About 70-75 per cent of components going into these products are imported, warranting price increases, manufacturers say.

“I don't see the situation improving in 2014,” says George Menezes, chief operating officer, Godrej Appliances.

“Commodity inflation remains a challenge, with a resurgence seen in Europe and the US.

"The rupee will continue to be weak against the greenback and with the new energy labelling norms kicking in at the start of the current calendar year, price hikes are inevitable,” he added.

The new energy labelling norms from the Bureau of Energy Efficiency prescribe a two-step and one-step increase, respectively, in refrigerators and air-conditioners.

This means a five-star rated, frost-free refrigerator launched in 2013 becomes a three-star rated product in 2014, while a four-star rated split AC in 2013 becomes a three-star rated product this year.

To retain the star rating of their products, manufacturers say price increases of six to seven per cent will have to be taken to factor in the cost of production.

LG, Samsung and Godrej are said to be contemplating price rises, likely to be effected soon.

In gems & jewellery, manufacturers continue to operate at half their capacity, with the scenario unlikely to improve, following recent statements by the finance ministry that it would not lift import curbs on gold this financial year.

“The volume of imports is less likely to change till the 80:20 principle (20 per cent to be exported against imports) exists.
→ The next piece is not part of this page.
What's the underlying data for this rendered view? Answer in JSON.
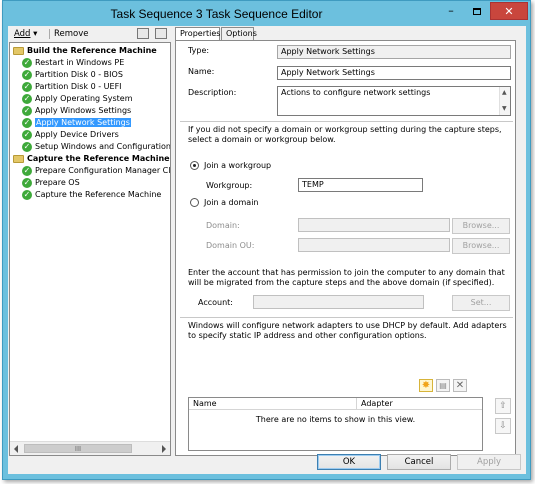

It has capped imports at 25 tonnes a month,” said Sudheesh Nambiath, India analyst, GFMS Thomson Reuters.

Gold imports for FY14 could be lower by 40 per cent at 515 tonnes against 846 tonnes a year before, experts say.

This will be the lowest in 10 years.

Viveat Susan Pinto and Sharmistha Mukherjee in Mumbai/New Delhi